The reduced field of view and sedated movements at the start of the film focus the attention of the viewer and make it easier to follow the story. It’s the words that form the story that start the journey of mental immersion. As the story progresses, objects in the peripheral pull the audience further into the world until mental and physical immersion meet in a big explosion of love.
Vessel is designed as a full 360 experience. Understanding how people view immersive environments is crucial if you want to tell a meaningful story. Many principles from the disciplines of design, fine art, photography and cinematography can be used in spherical composition, much the same way they are used in traditional flat image composition. Colour, contrast, shape, tone, movement etc can be used to draw the viewers attention, but can be much harder to control when part of the image will always be outside the visible field of view. I’ve been calling this process domeography for a few years whilst working primarily in fulldome but perhaps a more appropriate term for 360 degrees would be spherography. Although a limitless field of view allows the viewer to explore the whole environment, it’s important to know how to control where they look to make sure they don’t miss key parts of the story. Previously my workflow has been to watch videos in the dome at work and then make amendments and occasionally get some colleagues to join me and watch them as they look around to see where they go.
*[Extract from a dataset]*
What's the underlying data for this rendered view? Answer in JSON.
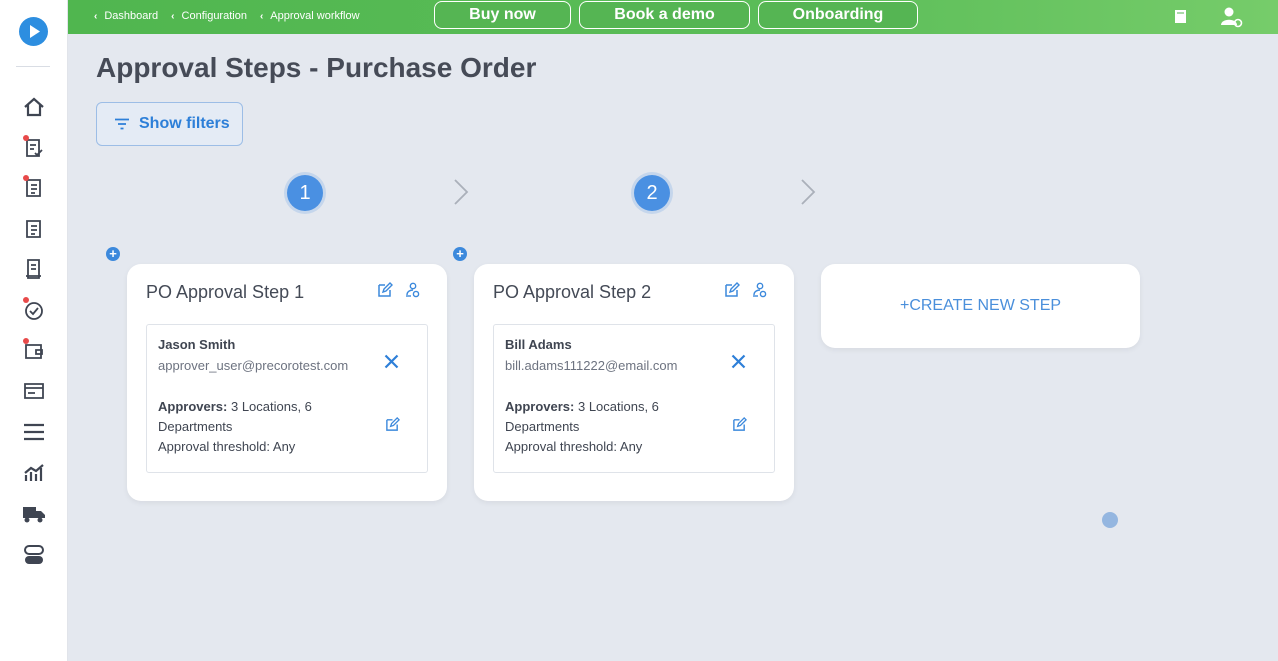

Since getting hold of an Oculus Rift, my review process has completely changed. It’s great for quickly previewing videos without having to wait for the dome to be free and having it at home means that I’m able to iterate ideas constantly. Creating camera moves, testing them and reworking them, rather than a daily cycle of test at home and review in the dome. Because Vessel has a text based narrative it’s crucial for the viewer to be able to follow the story. So the rift came in useful for me to track peoples eyes for both the 360 and fulldome versions and understand when they were following something I didn’t want them to.
Love + Immersion
It’s easy to focus on (physical) immersion alone when creating an immersive film. Stories can’t be told through (physical) immersion alone. Immersion is really just one of many tools that can be used to carve a story. It makes sense to use it within an immersive environment but it’s important to think about how it fits into the story and when it can be used to project that story to the next level. In Vessel it’s used to represent that moment of falling in love, to create that head over heels moment. When two souls collide and find themselves spinning in infinity. For this moment I don’t think there’s a better tool for the job.